I have never used clippers on a horse - EVER! If I needed to clear a very small area for a bridle path, I used scissors, other than that, they stayed natural. Well, we are getting into the fuzzy coat season and you could not read the brand, so I clipped it! Not too bad for my first time! I think a drunk BLM person applied the brand...it starts out fat at the top, and gets skinnier as it goes down his neck. I am not going to blame Copper for moving - it is not his fault! Ha ha! It is kind of interesting how all of the mustang brands here are applied differently.
Here is his brand. There is a rubbed part of mane right over the brand, so I am going to open the mane like a window so it shows. It looks neat in my head...just hope it looks neat on him.
What is there to say about the past three weeks? Mud, Mud, and more Mud! The sun did not shine, it was cold, and nothing would evaporate. So I did not do much of anything with Copper other than visit and throw my coat around him once in a while. The arena in the next town was still a mess too.
Here is my summer experience. I had a lot of irons in the fire so there was a lot of commitment overlapping going on. Needless to say, I was busier than heck! I had my first two TIP horses that went to their adopters. Wyoming took the scenic route from one adopter who still loves him, to another possible adopter (too muddy to ride him, but he has made friends with Aaron the rescue TB). A lot of time went into both of them. Then Copper came in the picture and as afraid as he was, there was a lot of promise there. We did have some dry times, but in our barn lot area there were still a lot of wet spots - clay shelf with slick stuff on top just does not drain well. We are looking for a solution for next year.

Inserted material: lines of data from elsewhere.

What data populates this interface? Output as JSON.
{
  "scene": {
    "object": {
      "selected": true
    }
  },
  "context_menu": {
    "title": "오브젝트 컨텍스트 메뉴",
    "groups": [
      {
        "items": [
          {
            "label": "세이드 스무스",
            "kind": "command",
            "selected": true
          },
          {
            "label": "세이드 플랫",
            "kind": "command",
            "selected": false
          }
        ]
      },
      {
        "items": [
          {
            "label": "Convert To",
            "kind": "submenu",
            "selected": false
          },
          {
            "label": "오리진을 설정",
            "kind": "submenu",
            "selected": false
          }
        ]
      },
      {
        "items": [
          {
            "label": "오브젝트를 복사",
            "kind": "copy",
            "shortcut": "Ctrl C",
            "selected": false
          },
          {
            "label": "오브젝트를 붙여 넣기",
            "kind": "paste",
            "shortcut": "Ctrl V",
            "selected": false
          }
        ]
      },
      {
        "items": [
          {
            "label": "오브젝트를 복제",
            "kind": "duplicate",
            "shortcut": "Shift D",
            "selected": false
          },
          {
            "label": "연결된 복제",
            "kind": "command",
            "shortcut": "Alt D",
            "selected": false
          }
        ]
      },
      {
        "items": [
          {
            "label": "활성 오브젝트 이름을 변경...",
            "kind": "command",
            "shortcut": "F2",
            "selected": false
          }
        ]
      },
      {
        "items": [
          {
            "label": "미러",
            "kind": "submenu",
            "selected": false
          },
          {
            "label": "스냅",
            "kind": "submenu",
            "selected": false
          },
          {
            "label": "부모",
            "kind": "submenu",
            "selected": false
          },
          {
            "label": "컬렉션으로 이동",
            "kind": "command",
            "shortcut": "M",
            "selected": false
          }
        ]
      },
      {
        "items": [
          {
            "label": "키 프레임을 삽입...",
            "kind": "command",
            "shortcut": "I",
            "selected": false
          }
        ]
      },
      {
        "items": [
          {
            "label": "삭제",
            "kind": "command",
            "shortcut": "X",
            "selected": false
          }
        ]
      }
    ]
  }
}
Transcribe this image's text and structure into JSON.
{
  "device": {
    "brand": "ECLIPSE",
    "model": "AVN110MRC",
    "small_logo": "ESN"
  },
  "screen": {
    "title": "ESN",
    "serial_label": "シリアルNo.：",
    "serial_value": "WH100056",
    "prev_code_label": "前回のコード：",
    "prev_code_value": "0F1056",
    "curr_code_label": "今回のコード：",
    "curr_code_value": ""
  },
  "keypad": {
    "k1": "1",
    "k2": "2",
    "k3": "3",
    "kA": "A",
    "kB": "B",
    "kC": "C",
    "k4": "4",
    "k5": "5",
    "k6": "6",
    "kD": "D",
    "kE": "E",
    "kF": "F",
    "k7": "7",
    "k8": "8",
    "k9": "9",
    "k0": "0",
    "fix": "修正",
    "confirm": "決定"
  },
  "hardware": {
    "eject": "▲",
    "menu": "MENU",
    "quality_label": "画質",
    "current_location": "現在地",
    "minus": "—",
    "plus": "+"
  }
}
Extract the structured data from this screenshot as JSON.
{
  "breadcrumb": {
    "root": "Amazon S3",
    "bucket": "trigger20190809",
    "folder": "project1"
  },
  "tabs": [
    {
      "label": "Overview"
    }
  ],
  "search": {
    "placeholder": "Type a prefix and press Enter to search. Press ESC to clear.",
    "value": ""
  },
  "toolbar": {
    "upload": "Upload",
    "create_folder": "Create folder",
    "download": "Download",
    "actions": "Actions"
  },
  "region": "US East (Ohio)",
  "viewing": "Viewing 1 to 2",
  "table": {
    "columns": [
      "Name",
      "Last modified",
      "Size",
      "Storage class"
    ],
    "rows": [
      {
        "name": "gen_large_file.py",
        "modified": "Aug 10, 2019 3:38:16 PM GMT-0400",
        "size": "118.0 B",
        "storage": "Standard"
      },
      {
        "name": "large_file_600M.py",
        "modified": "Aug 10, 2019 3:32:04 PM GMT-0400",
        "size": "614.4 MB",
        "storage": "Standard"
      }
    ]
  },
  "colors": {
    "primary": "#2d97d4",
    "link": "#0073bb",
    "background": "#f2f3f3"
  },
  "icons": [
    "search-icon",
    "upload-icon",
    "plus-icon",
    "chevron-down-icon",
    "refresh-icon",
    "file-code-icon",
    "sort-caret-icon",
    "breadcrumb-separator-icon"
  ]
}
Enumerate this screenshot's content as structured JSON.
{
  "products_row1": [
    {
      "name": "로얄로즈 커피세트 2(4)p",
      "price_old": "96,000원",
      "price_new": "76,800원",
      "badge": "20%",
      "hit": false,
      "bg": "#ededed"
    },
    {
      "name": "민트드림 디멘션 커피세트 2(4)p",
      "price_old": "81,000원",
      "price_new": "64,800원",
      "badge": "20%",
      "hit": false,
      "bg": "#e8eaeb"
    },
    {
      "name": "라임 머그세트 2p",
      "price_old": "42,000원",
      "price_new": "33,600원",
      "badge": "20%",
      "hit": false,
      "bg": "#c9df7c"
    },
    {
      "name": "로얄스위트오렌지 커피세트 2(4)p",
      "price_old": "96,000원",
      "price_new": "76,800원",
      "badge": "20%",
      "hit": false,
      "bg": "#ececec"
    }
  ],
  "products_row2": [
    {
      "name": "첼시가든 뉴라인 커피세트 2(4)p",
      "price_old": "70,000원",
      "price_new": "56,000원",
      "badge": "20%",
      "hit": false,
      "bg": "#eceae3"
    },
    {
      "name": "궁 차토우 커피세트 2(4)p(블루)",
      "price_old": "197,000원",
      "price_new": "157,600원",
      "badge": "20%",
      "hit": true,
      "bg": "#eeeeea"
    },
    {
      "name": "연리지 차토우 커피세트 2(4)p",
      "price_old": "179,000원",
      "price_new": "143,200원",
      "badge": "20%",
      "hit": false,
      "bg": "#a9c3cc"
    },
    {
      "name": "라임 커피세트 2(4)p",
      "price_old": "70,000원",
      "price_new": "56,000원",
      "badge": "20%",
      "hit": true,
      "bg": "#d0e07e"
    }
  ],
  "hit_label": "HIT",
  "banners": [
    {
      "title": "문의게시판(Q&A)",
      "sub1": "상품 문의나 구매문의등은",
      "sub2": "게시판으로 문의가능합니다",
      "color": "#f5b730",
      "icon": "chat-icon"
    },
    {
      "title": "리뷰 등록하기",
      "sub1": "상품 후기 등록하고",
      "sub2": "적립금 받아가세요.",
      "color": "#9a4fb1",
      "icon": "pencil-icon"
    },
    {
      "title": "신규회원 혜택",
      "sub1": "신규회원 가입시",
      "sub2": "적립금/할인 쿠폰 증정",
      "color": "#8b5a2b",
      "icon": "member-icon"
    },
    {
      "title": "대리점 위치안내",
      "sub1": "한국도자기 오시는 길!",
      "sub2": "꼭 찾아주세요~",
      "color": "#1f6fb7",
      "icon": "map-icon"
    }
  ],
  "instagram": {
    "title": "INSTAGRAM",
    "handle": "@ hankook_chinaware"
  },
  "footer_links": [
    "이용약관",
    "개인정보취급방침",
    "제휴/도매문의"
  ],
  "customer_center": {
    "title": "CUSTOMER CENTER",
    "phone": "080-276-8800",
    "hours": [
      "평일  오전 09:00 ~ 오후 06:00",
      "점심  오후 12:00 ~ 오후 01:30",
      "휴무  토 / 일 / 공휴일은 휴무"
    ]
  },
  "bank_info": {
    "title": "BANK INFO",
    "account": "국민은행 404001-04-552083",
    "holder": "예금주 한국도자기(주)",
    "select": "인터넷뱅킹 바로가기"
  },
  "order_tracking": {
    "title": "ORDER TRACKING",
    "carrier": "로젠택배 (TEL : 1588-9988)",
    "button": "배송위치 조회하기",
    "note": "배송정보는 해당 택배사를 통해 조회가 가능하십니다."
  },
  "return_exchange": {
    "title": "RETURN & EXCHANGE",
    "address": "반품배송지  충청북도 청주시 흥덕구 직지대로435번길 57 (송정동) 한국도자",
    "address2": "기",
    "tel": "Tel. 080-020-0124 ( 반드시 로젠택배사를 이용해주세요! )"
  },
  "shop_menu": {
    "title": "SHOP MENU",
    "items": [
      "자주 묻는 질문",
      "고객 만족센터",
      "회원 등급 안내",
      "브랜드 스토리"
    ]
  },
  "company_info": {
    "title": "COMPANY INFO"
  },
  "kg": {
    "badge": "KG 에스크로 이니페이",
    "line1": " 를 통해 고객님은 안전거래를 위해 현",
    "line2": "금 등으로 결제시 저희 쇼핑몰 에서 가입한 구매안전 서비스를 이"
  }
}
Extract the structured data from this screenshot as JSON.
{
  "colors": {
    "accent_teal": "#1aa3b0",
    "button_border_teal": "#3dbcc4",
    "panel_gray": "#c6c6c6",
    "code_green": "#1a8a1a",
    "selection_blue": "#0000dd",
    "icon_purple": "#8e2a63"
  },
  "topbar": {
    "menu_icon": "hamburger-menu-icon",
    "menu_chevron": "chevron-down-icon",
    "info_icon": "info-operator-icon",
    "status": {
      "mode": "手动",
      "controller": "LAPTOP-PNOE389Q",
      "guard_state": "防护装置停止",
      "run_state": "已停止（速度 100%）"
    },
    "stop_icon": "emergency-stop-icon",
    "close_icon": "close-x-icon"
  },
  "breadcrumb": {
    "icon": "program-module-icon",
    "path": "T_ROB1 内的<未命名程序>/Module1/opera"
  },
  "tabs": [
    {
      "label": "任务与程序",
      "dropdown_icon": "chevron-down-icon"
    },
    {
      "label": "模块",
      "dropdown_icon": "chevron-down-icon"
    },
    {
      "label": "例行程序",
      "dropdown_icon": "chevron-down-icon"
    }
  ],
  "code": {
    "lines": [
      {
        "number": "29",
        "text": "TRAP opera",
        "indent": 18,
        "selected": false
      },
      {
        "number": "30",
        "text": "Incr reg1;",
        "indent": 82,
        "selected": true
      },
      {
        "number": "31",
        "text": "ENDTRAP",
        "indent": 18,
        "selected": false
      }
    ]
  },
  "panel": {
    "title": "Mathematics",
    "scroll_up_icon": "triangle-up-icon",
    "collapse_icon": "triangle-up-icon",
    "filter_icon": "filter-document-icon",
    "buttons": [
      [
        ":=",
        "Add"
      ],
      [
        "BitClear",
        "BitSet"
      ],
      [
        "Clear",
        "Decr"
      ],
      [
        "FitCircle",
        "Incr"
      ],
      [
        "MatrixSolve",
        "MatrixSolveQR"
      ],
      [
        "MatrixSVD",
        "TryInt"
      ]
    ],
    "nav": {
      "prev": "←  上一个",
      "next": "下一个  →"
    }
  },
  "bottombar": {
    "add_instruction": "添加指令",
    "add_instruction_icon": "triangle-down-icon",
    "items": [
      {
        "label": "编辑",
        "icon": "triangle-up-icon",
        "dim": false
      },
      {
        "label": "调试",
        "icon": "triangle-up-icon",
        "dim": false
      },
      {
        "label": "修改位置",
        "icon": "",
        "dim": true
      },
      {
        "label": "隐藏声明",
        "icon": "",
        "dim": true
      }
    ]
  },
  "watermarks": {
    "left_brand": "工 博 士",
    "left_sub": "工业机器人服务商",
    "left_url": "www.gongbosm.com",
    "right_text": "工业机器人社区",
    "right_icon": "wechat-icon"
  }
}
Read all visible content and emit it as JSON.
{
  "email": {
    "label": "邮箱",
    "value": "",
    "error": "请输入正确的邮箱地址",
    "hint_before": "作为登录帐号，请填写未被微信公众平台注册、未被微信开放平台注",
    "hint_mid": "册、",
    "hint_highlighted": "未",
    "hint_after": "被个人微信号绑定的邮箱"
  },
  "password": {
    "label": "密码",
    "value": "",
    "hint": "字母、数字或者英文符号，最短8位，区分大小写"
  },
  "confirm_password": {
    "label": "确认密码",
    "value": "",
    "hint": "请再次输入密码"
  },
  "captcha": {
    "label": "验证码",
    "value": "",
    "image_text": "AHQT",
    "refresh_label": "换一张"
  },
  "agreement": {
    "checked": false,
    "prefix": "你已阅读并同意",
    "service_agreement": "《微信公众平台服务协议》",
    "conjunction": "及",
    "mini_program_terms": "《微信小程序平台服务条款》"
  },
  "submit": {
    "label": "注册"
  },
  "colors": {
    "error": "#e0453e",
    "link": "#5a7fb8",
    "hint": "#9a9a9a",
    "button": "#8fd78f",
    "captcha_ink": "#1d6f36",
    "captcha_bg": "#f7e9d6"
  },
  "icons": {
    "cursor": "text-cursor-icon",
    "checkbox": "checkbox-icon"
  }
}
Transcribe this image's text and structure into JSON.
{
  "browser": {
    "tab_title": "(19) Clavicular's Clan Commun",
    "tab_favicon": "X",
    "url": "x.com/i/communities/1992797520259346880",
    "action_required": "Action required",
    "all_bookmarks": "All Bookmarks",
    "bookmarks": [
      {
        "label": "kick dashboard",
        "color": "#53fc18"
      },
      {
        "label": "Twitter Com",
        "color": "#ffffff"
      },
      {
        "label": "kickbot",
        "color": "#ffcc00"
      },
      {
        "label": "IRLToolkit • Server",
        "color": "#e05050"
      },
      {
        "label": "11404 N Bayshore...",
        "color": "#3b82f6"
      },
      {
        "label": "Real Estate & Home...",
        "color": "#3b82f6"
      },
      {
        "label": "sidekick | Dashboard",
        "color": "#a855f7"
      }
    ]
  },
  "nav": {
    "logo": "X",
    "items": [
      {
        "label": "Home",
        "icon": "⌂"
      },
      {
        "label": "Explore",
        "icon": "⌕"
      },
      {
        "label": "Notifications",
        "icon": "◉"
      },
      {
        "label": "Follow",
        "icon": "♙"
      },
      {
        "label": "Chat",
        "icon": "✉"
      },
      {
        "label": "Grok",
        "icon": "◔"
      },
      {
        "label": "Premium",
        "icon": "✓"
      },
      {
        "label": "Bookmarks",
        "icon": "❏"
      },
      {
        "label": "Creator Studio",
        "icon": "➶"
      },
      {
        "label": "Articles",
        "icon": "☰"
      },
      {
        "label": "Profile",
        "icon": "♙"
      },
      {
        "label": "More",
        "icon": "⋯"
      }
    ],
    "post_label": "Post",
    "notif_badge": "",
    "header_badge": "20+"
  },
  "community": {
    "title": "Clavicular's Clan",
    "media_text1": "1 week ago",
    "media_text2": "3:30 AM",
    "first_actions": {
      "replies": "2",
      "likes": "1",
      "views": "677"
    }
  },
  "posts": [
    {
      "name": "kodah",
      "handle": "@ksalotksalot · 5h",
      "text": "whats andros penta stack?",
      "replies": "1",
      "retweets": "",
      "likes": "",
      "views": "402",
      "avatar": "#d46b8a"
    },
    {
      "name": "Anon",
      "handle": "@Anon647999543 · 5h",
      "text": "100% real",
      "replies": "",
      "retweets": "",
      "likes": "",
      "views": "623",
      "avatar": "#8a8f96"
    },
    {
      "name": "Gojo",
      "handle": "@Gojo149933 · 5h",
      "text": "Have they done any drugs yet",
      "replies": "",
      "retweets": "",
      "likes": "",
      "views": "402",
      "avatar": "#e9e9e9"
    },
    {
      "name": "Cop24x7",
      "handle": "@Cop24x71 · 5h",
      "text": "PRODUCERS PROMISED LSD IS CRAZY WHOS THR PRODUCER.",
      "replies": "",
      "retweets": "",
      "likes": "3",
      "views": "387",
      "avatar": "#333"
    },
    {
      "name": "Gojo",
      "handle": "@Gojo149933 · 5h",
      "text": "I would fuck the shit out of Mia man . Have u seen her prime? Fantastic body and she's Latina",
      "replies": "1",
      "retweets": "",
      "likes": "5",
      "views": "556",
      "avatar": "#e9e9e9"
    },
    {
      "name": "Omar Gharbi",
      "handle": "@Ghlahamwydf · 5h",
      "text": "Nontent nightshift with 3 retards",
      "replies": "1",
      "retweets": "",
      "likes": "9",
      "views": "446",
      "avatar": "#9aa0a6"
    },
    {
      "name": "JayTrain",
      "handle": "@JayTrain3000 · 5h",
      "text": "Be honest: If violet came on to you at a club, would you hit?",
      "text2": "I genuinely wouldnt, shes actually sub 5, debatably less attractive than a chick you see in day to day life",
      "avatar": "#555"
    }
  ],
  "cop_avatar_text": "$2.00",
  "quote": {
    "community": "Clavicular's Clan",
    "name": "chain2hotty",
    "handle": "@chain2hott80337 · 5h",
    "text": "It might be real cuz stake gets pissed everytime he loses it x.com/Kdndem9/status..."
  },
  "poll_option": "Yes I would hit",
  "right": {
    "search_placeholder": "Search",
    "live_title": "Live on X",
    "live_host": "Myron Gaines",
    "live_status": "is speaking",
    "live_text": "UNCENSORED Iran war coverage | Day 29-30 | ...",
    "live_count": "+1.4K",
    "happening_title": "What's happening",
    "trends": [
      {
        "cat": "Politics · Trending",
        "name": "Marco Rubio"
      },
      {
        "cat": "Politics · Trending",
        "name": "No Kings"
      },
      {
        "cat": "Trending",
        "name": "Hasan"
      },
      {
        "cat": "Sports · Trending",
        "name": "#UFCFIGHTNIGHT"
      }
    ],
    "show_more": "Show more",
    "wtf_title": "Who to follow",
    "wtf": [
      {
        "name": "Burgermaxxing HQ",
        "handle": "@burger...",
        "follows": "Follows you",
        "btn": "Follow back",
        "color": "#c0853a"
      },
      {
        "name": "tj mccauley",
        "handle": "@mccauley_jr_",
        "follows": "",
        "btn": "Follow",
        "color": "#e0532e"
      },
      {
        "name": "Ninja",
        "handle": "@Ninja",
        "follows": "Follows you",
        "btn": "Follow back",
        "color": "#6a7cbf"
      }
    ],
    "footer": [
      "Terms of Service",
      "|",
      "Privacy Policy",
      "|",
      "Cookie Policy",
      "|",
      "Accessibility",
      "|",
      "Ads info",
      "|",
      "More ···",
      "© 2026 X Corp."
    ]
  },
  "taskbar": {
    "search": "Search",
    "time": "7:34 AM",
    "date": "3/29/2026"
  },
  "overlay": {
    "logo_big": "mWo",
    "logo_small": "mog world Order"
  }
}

Copper taught me a lot. I could not figure out why he did not get things as quickly and comfortably as the others. Then Brian said something that made sense. Copper was just like Tiger was - reacted to everything. But when Tiger finally settled down, he let me know it was time to move on to advanced maneuvers, like letting me sit on him, then actually ride him! That was a huge WOW! moment for me. The thing is, Tiger was here a lot longer so I did not push him. I only have a short amount of time with Copper, so I was trying to push a little bit.
Then I learned that was not a good idea. This is when I learned about Introver/Extrovert/Right Brain/Left Brain. Another WOW! moment for me! So, I worked on repeat, repeat, repeat, and he will let me know what will work and when.
There was a period of time I did not think I would even get on Copper. Then it happened...I did it! And I was so darned excited! We did get to 'ride' a few times in the pen before the monsoon hit. He is still reactive and afraid of things, but I have noticed he deals with it better than he did a couple months ago. All he needs is someone to be patient and give him the time he needs. It will take a while with him. I do think once he gets comfortable around other horses with riders attached, his progress will zoom right along.
Tomorrow morning we are getting ready to leave for Tennessee for the Mustang Makeover - Eastern Stampede version. We will spend two nights with friend and fellow trainer, Greg Reynolds, and we will play with our horses for a day and a half, then early Thursday morning head to TN. As of now, I am planning on doing the in-hand part of the competition, and walking him thru the riding part for the experience. I do hope to get on him while we are down there, but I will wait to hear what he is telling me. I am very excited...being around so many mustangs and awesome trainers is like some people going to Hollywood and meeting Brad Pitt! These trainers are my movie stars!
I have already been shedding some tears...adoption day is going to be very hard, but I have to go into it believing that he will get a wonderful adopter who will take the time he needs, and give him a great job! He is such a sweet guy and very social. I KNOW he is going to do amazing things someday! Well heck, he already is amazing....in spite of his reactions, we played with the lariat rope, he handled the stick and string great, saddling is still kind of jiggy but we get there, he is letting me pick up his feet while standing still, we took a lot of walks and stepped over logs and walked thru brush (ooohhhh...ticklish!). He never did like the bag on the end of the stick. Don't blame him...so I did not push it. He drops his head most of the time when I ask, and he flexes pretty good too. So yeah, he is amazing to trust me enough to accept all of this. I know there was more, but I am drawing a blank.
Will keep you all posted...
Until later...Karen and Tripp who has little burrs in his forelock and mane. Ugh!